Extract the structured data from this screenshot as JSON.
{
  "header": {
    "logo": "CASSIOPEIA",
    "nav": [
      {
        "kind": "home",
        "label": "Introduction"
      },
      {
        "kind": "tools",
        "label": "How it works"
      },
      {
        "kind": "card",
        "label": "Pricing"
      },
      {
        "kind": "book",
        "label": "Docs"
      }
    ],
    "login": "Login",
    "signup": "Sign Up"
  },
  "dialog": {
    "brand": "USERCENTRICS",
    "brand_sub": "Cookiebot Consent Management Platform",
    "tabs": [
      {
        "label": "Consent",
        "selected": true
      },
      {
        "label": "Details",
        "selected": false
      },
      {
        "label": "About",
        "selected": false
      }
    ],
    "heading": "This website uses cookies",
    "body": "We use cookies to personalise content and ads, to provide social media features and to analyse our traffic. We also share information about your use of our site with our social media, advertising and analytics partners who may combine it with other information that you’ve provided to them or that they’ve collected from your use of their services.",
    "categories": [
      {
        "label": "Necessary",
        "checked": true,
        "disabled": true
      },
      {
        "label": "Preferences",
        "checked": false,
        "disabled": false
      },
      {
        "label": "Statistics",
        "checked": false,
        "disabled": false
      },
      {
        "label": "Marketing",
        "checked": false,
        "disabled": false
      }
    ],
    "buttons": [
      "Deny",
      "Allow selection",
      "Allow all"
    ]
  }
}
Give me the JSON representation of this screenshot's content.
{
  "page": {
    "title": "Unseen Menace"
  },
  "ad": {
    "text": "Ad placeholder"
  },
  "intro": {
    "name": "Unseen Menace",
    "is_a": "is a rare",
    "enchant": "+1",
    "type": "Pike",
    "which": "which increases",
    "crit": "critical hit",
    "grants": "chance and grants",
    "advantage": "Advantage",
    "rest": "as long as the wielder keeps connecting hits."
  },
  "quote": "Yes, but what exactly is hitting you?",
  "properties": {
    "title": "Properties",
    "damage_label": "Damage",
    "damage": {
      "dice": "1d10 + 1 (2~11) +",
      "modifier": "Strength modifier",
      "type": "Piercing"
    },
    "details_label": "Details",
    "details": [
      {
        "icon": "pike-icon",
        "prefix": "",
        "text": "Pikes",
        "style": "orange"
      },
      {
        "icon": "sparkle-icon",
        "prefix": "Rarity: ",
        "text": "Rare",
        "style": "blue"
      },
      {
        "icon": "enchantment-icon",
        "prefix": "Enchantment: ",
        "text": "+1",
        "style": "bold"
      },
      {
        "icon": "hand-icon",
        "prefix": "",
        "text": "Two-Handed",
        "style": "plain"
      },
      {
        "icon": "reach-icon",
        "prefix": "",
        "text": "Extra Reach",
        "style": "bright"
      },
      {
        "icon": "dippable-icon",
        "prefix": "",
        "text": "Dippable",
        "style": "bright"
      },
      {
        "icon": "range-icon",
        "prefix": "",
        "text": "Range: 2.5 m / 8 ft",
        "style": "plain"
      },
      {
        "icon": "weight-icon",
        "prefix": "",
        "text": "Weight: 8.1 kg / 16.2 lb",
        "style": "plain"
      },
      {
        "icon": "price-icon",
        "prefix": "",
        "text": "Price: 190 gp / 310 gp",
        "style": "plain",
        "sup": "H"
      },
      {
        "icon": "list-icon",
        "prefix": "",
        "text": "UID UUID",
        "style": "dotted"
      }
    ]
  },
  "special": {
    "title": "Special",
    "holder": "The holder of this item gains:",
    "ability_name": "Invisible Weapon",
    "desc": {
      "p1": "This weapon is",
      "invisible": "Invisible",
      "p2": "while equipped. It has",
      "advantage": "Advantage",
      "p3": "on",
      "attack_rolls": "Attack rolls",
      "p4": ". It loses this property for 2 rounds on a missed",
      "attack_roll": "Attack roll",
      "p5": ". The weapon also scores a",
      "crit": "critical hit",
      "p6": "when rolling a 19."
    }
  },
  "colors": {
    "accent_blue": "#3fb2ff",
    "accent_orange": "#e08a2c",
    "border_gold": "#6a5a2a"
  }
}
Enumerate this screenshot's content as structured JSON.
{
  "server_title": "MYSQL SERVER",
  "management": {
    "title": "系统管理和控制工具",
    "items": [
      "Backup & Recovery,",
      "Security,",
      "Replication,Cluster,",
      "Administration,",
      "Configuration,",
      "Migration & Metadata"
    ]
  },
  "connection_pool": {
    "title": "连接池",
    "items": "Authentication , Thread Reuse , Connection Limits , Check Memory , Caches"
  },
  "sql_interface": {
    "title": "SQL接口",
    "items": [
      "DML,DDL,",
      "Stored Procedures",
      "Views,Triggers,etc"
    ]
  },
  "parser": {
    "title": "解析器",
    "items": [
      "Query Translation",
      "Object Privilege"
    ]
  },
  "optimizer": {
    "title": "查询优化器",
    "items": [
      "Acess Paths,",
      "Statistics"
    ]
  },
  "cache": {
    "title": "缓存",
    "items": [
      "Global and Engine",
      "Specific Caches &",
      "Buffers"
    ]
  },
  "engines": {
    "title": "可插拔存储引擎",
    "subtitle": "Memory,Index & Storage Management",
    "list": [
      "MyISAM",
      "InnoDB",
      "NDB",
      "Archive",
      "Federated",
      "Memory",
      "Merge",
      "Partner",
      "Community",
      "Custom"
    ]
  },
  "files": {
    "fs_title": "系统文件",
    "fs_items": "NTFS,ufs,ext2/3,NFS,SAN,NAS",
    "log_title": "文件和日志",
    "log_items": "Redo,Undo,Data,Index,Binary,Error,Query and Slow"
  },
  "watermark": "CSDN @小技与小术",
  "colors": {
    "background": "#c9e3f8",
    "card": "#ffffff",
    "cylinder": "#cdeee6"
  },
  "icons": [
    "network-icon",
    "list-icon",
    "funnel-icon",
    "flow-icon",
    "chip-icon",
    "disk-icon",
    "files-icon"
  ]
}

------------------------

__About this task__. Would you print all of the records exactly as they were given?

__Output for this task__.
Extract the structured data from this screenshot as JSON.
{
  "header": {
    "logo": "CASSIOPEIA",
    "nav": [
      {
        "kind": "home",
        "label": "Introduction"
      },
      {
        "kind": "tools",
        "label": "How it works"
      },
      {
        "kind": "card",
        "label": "Pricing"
      },
      {
        "kind": "book",
        "label": "Docs"
      }
    ],
    "login": "Login",
    "signup": "Sign Up"
  },
  "dialog": {
    "brand": "USERCENTRICS",
    "brand_sub": "Cookiebot Consent Management Platform",
    "tabs": [
      {
        "label": "Consent",
        "selected": true
      },
      {
        "label": "Details",
        "selected": false
      },
      {
        "label": "About",
        "selected": false
      }
    ],
    "heading": "This website uses cookies",
    "body": "We use cookies to personalise content and ads, to provide social media features and to analyse our traffic. We also share information about your use of our site with our social media, advertising and analytics partners who may combine it with other information that you’ve provided to them or that they’ve collected from your use of their services.",
    "categories": [
      {
        "label": "Necessary",
        "checked": true,
        "disabled": true
      },
      {
        "label": "Preferences",
        "checked": false,
        "disabled": false
      },
      {
        "label": "Statistics",
        "checked": false,
        "disabled": false
      },
      {
        "label": "Marketing",
        "checked": false,
        "disabled": false
      }
    ],
    "buttons": [
      "Deny",
      "Allow selection",
      "Allow all"
    ]
  }
}
Give me the JSON representation of this screenshot's content.
{
  "page": {
    "title": "Unseen Menace"
  },
  "ad": {
    "text": "Ad placeholder"
  },
  "intro": {
    "name": "Unseen Menace",
    "is_a": "is a rare",
    "enchant": "+1",
    "type": "Pike",
    "which": "which increases",
    "crit": "critical hit",
    "grants": "chance and grants",
    "advantage": "Advantage",
    "rest": "as long as the wielder keeps connecting hits."
  },
  "quote": "Yes, but what exactly is hitting you?",
  "properties": {
    "title": "Properties",
    "damage_label": "Damage",
    "damage": {
      "dice": "1d10 + 1 (2~11) +",
      "modifier": "Strength modifier",
      "type": "Piercing"
    },
    "details_label": "Details",
    "details": [
      {
        "icon": "pike-icon",
        "prefix": "",
        "text": "Pikes",
        "style": "orange"
      },
      {
        "icon": "sparkle-icon",
        "prefix": "Rarity: ",
        "text": "Rare",
        "style": "blue"
      },
      {
        "icon": "enchantment-icon",
        "prefix": "Enchantment: ",
        "text": "+1",
        "style": "bold"
      },
      {
        "icon": "hand-icon",
        "prefix": "",
        "text": "Two-Handed",
        "style": "plain"
      },
      {
        "icon": "reach-icon",
        "prefix": "",
        "text": "Extra Reach",
        "style": "bright"
      },
      {
        "icon": "dippable-icon",
        "prefix": "",
        "text": "Dippable",
        "style": "bright"
      },
      {
        "icon": "range-icon",
        "prefix": "",
        "text": "Range: 2.5 m / 8 ft",
        "style": "plain"
      },
      {
        "icon": "weight-icon",
        "prefix": "",
        "text": "Weight: 8.1 kg / 16.2 lb",
        "style": "plain"
      },
      {
        "icon": "price-icon",
        "prefix": "",
        "text": "Price: 190 gp / 310 gp",
        "style": "plain",
        "sup": "H"
      },
      {
        "icon": "list-icon",
        "prefix": "",
        "text": "UID UUID",
        "style": "dotted"
      }
    ]
  },
  "special": {
    "title": "Special",
    "holder": "The holder of this item gains:",
    "ability_name": "Invisible Weapon",
    "desc": {
      "p1": "This weapon is",
      "invisible": "Invisible",
      "p2": "while equipped. It has",
      "advantage": "Advantage",
      "p3": "on",
      "attack_rolls": "Attack rolls",
      "p4": ". It loses this property for 2 rounds on a missed",
      "attack_roll": "Attack roll",
      "p5": ". The weapon also scores a",
      "crit": "critical hit",
      "p6": "when rolling a 19."
    }
  },
  "colors": {
    "accent_blue": "#3fb2ff",
    "accent_orange": "#e08a2c",
    "border_gold": "#6a5a2a"
  }
}
Enumerate this screenshot's content as structured JSON.
{
  "server_title": "MYSQL SERVER",
  "management": {
    "title": "系统管理和控制工具",
    "items": [
      "Backup & Recovery,",
      "Security,",
      "Replication,Cluster,",
      "Administration,",
      "Configuration,",
      "Migration & Metadata"
    ]
  },
  "connection_pool": {
    "title": "连接池",
    "items": "Authentication , Thread Reuse , Connection Limits , Check Memory , Caches"
  },
  "sql_interface": {
    "title": "SQL接口",
    "items": [
      "DML,DDL,",
      "Stored Procedures",
      "Views,Triggers,etc"
    ]
  },
  "parser": {
    "title": "解析器",
    "items": [
      "Query Translation",
      "Object Privilege"
    ]
  },
  "optimizer": {
    "title": "查询优化器",
    "items": [
      "Acess Paths,",
      "Statistics"
    ]
  },
  "cache": {
    "title": "缓存",
    "items": [
      "Global and Engine",
      "Specific Caches &",
      "Buffers"
    ]
  },
  "engines": {
    "title": "可插拔存储引擎",
    "subtitle": "Memory,Index & Storage Management",
    "list": [
      "MyISAM",
      "InnoDB",
      "NDB",
      "Archive",
      "Federated",
      "Memory",
      "Merge",
      "Partner",
      "Community",
      "Custom"
    ]
  },
  "files": {
    "fs_title": "系统文件",
    "fs_items": "NTFS,ufs,ext2/3,NFS,SAN,NAS",
    "log_title": "文件和日志",
    "log_items": "Redo,Undo,Data,Index,Binary,Error,Query and Slow"
  },
  "watermark": "CSDN @小技与小术",
  "colors": {
    "background": "#c9e3f8",
    "card": "#ffffff",
    "cylinder": "#cdeee6"
  },
  "icons": [
    "network-icon",
    "list-icon",
    "funnel-icon",
    "flow-icon",
    "chip-icon",
    "disk-icon",
    "files-icon"
  ]
}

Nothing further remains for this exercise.